— ASSIGNMENT —
State only how many lines below include the word "description".

— SUPPLIED ENTRIES —
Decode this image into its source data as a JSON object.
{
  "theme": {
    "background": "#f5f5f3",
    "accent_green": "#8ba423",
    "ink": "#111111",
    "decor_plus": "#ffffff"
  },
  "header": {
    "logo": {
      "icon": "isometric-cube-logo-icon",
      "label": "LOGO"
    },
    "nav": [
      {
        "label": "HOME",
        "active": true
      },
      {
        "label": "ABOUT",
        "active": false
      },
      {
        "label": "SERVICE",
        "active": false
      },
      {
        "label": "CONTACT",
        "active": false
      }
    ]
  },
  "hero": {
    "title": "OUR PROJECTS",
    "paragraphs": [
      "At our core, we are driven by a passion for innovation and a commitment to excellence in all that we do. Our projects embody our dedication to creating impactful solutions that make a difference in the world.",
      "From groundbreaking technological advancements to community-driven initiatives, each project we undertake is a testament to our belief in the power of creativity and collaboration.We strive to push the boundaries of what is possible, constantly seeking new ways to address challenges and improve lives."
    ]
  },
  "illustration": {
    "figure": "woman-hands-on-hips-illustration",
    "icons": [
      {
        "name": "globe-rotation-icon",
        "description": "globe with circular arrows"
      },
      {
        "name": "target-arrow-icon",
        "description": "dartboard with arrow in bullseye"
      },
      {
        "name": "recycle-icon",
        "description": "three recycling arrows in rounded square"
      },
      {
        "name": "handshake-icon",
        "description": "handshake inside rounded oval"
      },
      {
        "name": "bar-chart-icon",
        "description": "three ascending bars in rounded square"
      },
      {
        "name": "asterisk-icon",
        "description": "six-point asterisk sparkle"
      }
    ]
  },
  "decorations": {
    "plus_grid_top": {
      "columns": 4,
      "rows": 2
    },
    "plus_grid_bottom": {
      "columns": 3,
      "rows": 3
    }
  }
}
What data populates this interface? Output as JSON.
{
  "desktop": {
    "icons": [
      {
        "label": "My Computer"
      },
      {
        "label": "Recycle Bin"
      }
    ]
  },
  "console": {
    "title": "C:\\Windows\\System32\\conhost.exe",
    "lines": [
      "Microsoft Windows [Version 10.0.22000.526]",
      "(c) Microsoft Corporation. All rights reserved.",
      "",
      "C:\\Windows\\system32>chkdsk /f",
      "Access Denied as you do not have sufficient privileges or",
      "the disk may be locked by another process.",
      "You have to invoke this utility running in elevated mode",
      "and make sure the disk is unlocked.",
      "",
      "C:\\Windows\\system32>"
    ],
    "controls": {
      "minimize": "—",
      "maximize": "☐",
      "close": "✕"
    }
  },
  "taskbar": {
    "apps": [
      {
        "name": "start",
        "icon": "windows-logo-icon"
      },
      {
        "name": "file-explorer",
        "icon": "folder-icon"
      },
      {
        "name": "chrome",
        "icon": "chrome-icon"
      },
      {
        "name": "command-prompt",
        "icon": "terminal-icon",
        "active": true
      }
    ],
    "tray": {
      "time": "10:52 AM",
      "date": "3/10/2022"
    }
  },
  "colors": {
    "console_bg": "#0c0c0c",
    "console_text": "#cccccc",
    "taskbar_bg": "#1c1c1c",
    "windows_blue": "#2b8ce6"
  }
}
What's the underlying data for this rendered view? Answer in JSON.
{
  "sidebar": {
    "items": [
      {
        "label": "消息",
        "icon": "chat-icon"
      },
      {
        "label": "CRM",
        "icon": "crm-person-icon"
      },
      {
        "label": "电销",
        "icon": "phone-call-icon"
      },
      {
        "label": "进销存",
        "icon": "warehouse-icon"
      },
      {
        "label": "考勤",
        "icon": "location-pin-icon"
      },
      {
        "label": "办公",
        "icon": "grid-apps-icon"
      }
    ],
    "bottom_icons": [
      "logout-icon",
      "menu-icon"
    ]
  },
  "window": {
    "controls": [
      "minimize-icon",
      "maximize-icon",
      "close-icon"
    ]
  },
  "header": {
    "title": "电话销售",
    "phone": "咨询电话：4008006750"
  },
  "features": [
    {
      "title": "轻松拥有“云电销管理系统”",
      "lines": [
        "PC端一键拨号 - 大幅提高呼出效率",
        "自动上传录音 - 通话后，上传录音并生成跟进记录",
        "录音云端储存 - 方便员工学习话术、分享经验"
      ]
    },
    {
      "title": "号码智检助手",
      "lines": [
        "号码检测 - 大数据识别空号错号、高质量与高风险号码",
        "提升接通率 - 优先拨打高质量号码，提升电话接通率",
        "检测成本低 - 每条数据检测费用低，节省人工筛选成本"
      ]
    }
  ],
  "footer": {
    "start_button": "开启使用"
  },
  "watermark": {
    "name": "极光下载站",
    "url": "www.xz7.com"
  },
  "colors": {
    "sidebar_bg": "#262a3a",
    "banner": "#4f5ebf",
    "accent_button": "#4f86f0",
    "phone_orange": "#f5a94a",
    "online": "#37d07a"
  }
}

— RESPONSE TO THIS TASK —
6